-- Task to carry out --
All lines in the material containing the word "background" need to be copied.

═════ Data for processing

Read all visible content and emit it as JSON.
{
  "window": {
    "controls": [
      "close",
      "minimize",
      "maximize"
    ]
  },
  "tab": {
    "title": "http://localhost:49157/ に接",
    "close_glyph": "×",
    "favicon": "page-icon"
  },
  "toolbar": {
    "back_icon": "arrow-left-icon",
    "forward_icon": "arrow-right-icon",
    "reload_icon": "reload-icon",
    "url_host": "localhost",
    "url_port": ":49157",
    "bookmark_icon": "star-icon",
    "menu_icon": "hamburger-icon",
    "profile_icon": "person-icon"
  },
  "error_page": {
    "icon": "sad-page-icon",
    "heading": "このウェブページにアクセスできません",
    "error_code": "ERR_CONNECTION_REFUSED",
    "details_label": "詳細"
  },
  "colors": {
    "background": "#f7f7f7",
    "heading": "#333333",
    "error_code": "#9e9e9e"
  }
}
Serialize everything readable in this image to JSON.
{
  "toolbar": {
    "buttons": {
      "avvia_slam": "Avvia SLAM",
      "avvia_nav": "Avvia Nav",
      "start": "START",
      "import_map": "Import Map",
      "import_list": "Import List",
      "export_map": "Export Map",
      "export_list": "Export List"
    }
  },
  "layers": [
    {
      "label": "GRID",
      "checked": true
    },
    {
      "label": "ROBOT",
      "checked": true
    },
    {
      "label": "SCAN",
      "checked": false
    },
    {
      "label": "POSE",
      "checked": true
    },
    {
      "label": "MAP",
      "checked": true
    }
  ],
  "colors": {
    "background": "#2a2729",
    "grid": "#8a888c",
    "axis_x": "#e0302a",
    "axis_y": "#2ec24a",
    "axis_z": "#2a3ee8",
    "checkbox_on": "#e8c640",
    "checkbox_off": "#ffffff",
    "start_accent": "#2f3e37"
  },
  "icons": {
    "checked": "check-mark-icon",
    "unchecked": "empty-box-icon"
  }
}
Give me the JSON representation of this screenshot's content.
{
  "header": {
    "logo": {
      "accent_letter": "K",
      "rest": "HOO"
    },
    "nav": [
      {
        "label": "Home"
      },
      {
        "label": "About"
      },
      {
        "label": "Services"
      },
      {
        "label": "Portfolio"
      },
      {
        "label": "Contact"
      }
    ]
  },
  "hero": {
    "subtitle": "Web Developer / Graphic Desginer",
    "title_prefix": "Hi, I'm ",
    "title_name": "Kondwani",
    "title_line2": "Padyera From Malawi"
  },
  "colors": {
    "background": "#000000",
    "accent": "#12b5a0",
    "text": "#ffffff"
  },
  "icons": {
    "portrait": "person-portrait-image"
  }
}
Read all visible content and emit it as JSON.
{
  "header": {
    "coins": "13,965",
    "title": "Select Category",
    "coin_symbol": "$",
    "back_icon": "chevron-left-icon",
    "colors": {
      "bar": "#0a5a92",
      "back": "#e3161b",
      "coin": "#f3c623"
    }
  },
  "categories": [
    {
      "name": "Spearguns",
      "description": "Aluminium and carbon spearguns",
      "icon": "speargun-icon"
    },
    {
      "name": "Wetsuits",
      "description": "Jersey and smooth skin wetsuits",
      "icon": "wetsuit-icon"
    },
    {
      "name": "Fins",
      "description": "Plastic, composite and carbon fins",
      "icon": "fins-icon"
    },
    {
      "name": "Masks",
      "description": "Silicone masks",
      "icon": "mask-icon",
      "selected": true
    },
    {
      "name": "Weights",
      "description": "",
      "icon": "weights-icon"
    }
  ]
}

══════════

-- Answer to the problem --
    "background": "#f7f7f7",
    "background": "#2a2729",
    "background": "#000000",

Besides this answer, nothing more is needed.